The effort to correct the mismatch gained impetus two years ago, when museum owner Doug Champlin acquired the first of three demilitarized cannon to install in his Dora. “That was when we decided we either needed to make this wing work, or we needed to switch it,” remembers resident museum restorer David Goss.
After years of conversations, the Arizona team finally convinced officials at the U.S. Air Force Museum at Wright-Patterson Air Force Base in Ohio—home of the other Dora, an Fw 190D-9 on long-term loan from the Smithsonian—to swap wings with them. When the wings arrived, they fit Yellow 10 perfectly, solving the mystery of the flight control mismatches. In order for D-13s to accommodate a newly included cannon that fired through the engine and out the fighter’s signature holed spinner (earlier versions of the Fw 190 had a machine gun), German engineers were forced to route aileron control tubes further aft in the wings.

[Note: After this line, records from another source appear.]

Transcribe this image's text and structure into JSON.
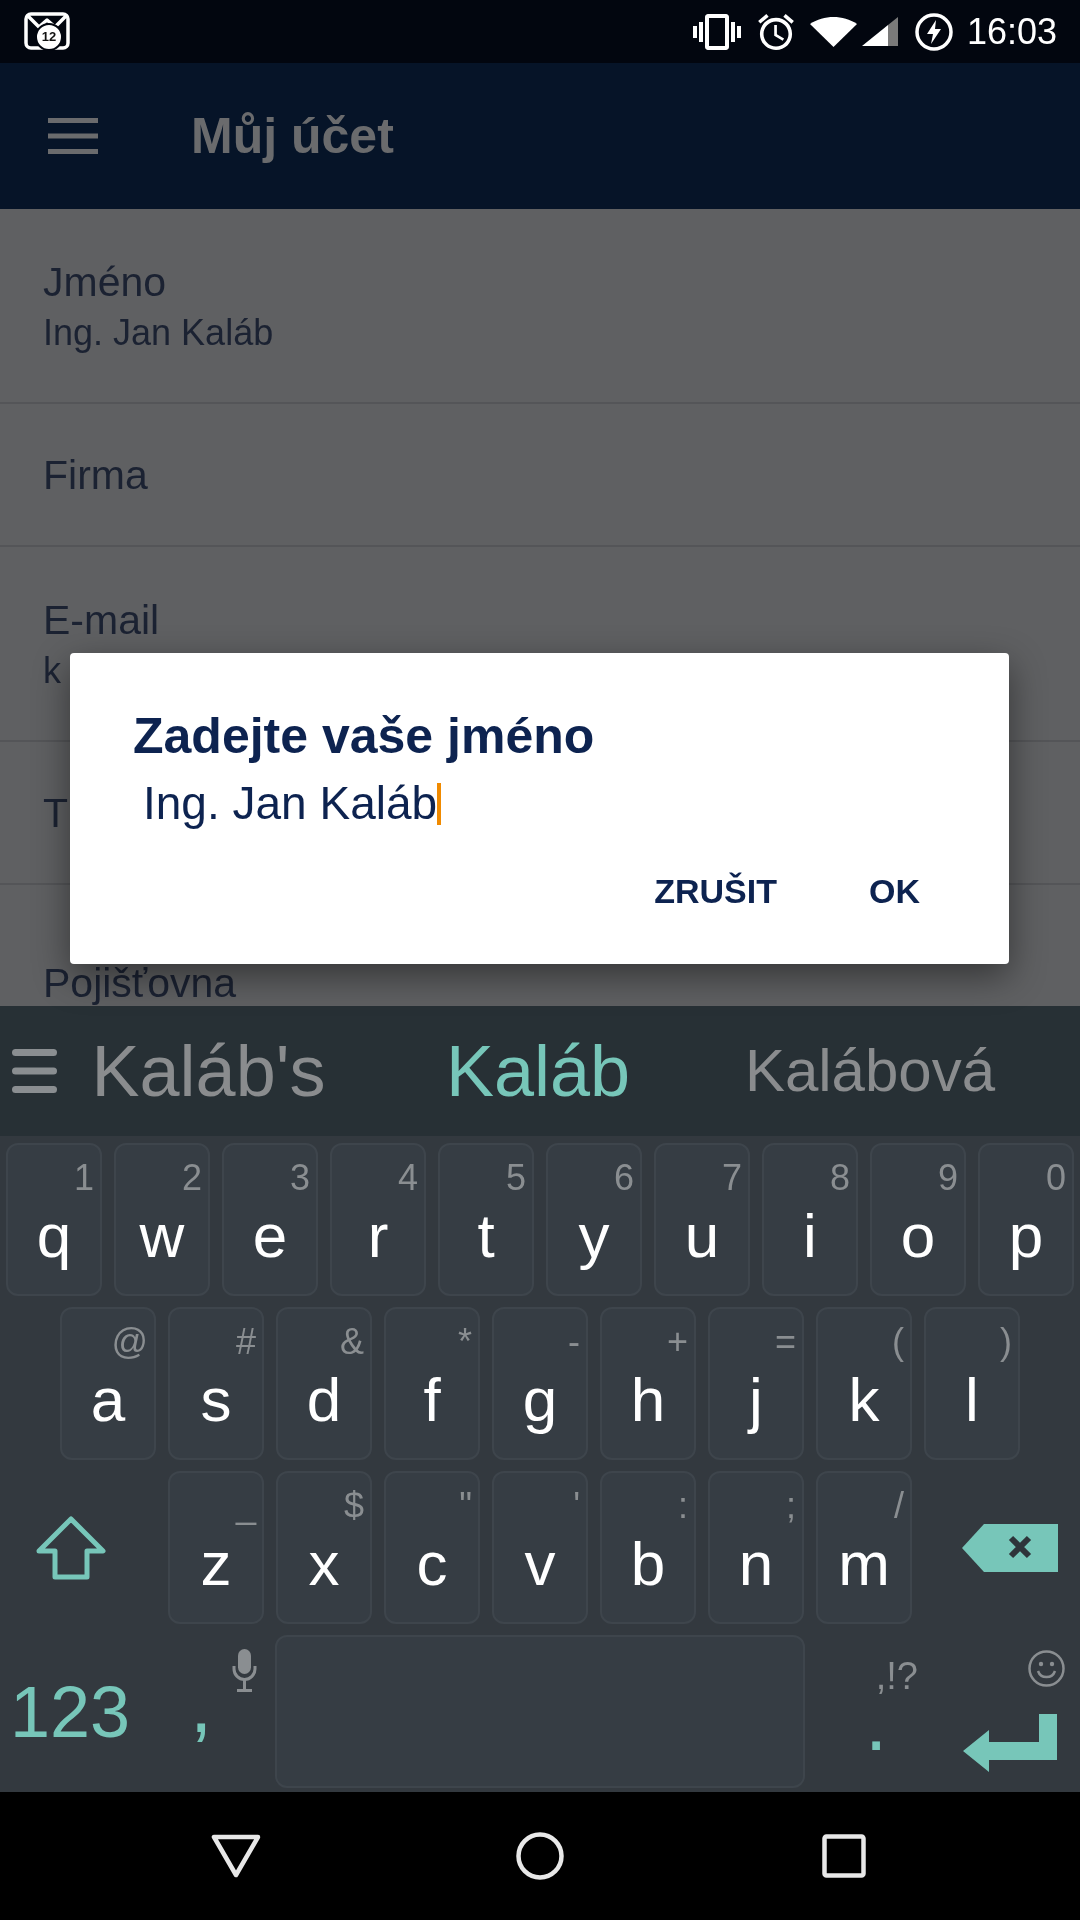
{
  "status_bar": {
    "notification_badge": "12",
    "time": "16:03"
  },
  "app_bar": {
    "title": "Můj účet"
  },
  "fields": [
    {
      "label": "Jméno",
      "value": "Ing. Jan Kaláb"
    },
    {
      "label": "Firma"
    },
    {
      "label": "E-mail",
      "value": "k"
    },
    {
      "label": "T"
    },
    {
      "label": "Pojišťovna"
    }
  ],
  "dialog": {
    "title": "Zadejte vaše jméno",
    "input_value": "Ing. Jan Kaláb",
    "buttons": [
      "ZRUŠIT",
      "OK"
    ]
  },
  "keyboard": {
    "suggestions": [
      {
        "text": "Kaláb's",
        "selected": false
      },
      {
        "text": "Kaláb",
        "selected": true
      },
      {
        "text": "Kalábová",
        "selected": false
      }
    ],
    "rows": [
      [
        {
          "key": "q",
          "hint": "1"
        },
        {
          "key": "w",
          "hint": "2"
        },
        {
          "key": "e",
          "hint": "3"
        },
        {
          "key": "r",
          "hint": "4"
        },
        {
          "key": "t",
          "hint": "5"
        },
        {
          "key": "y",
          "hint": "6"
        },
        {
          "key": "u",
          "hint": "7"
        },
        {
          "key": "i",
          "hint": "8"
        },
        {
          "key": "o",
          "hint": "9"
        },
        {
          "key": "p",
          "hint": "0"
        }
      ],
      [
        {
          "key": "a",
          "hint": "@"
        },
        {
          "key": "s",
          "hint": "#"
        },
        {
          "key": "d",
          "hint": "&"
        },
        {
          "key": "f",
          "hint": "*"
        },
        {
          "key": "g",
          "hint": "-"
        },
        {
          "key": "h",
          "hint": "+"
        },
        {
          "key": "j",
          "hint": "="
        },
        {
          "key": "k",
          "hint": "("
        },
        {
          "key": "l",
          "hint": ")"
        }
      ],
      [
        {
          "key": "z",
          "hint": "_"
        },
        {
          "key": "x",
          "hint": "$"
        },
        {
          "key": "c",
          "hint": "\""
        },
        {
          "key": "v",
          "hint": "'"
        },
        {
          "key": "b",
          "hint": ":"
        },
        {
          "key": "n",
          "hint": ";"
        },
        {
          "key": "m",
          "hint": "/"
        }
      ]
    ],
    "mode_key": "123",
    "comma_key": ",",
    "period_key": ".",
    "period_hint": ",!?"
  }
}
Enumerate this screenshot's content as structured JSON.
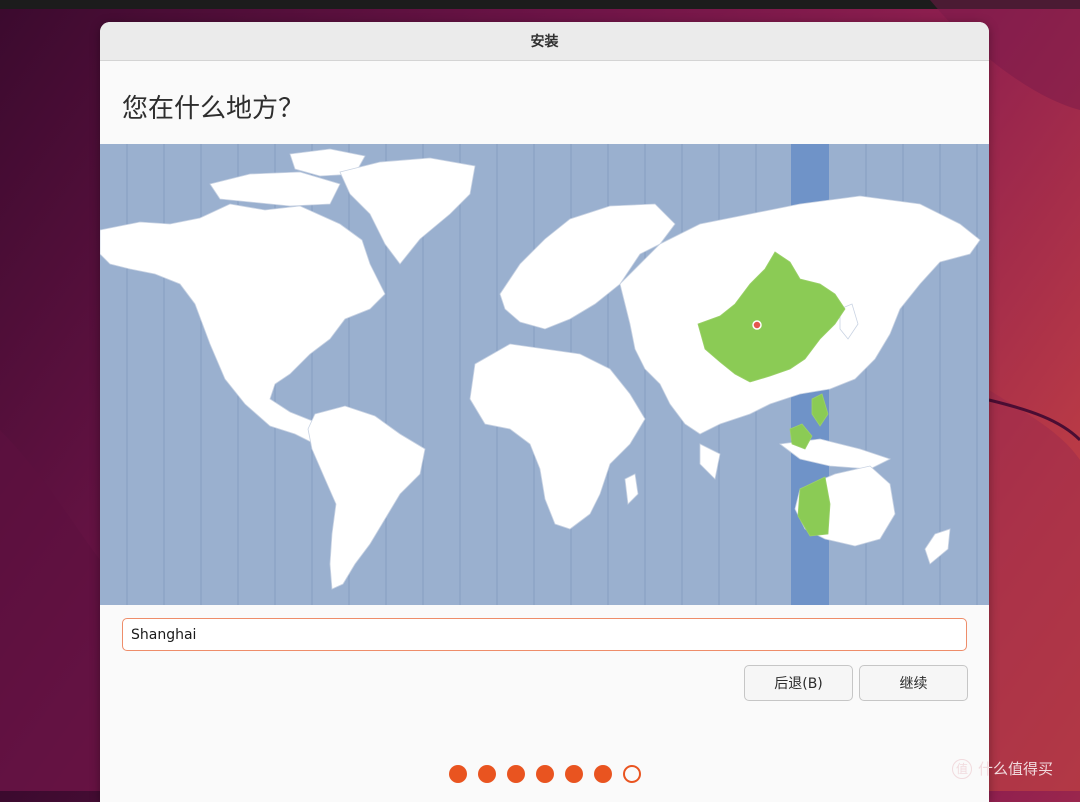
{
  "window": {
    "title": "安装"
  },
  "page": {
    "heading": "您在什么地方？"
  },
  "location": {
    "value": "Shanghai"
  },
  "buttons": {
    "back": "后退(B)",
    "continue": "继续"
  },
  "progress": {
    "total_steps": 7,
    "completed_steps": 6
  },
  "map": {
    "selected_timezone_color": "#6f93c8",
    "selected_region_color": "#8bcb55",
    "marker_color": "#e4574e"
  },
  "watermark": {
    "text": "什么值得买",
    "icon_label": "值"
  }
}
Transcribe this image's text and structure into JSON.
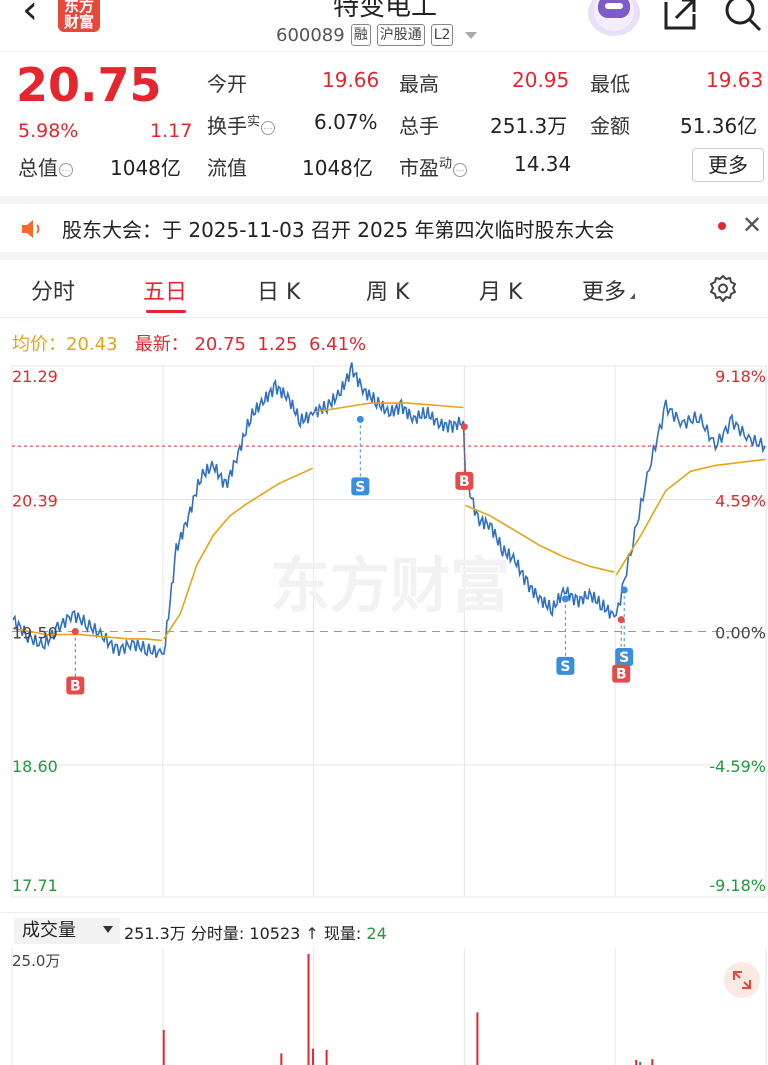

The wing switch also helped shed light on Focke-Wulf’s construction techniques. When the new wing was flayed open as part of Yellow 10’s current restoration, Goss and his crew were treated to the sound of dozens of shims—slivers of metal jammed in the structure to tighten a shoddy fit—cascading loose. Upon further examination, they also discovered hints of an odd process that may have been used to shear a stringer—a thin aluminum spar that runs along the top of the wing—from its metal stock. It’s apparent that someone bent the metal back and forth until it broke off, rather than go to the trouble of making a clean cut. The grim explanation: Yellow 10 was largely the handiwork of slaves upon whom German industry increasingly relied as the war dragged on. Seen in this light, the sloppiness takes on significance; maybe snapping off the metal was as much an act of defiance as of expediency.
Goss and Champlin feel all of this history must be preserved. Says Goss: “In 100 years, if someone decides to go looking inside this airplane, we want them to understand how things were done in Germany.”
To that end, a good deal of Goss and Champlin’s energies have gone into undoing the airplane’s first restoration, which Champlin commissioned shortly after he acquired the Dora in 1972. Although that effort, done with advice from the fighter’s designer, Kurt Tank, arrested the airplane’s deterioration, it also stripped away much of its history.
“This time around, I said, ‘Let’s do this thing right,’ ” says Champlin. That’s meant fabricating entire assemblies, such as ammo chutes and access covers for the cannon, from scratch. It has also meant replacing non-metric rivets and non-period switches and circuit breakers installed during the first restoration with originals or faithful reproductions. Champlin even paid a French company $7,000 for custom-made metric rivets for the wings. “For that amount, you could normally expect to buy enough for an entire plane,” Goss says. The team has also reinstalled the shims in the wing, but has chosen to smooth the edges of other roughly cut metal parts as a safety precaution for those who may work on Yellow 10 in the future.
While Goss steers the restoration, Champlin spends much of his time tracking down radios, instruments, and other bits of Dora minutiae. The task, he says, has been made easier by the Internet and by warbird parts discovered in the former East Germany—resources unavailable in the 1970s.
Goss and Champlin expect to be finished with the airplane early next year. Although the fighter will be perfectly flyable, Champlin says that as long as he owns it, Yellow 10 will remain earthbound. “It’s just too rare,” he says. “We’ll start it up and taxi it, but that’s all we’re gonna do. It’d just be criminal to fly it.”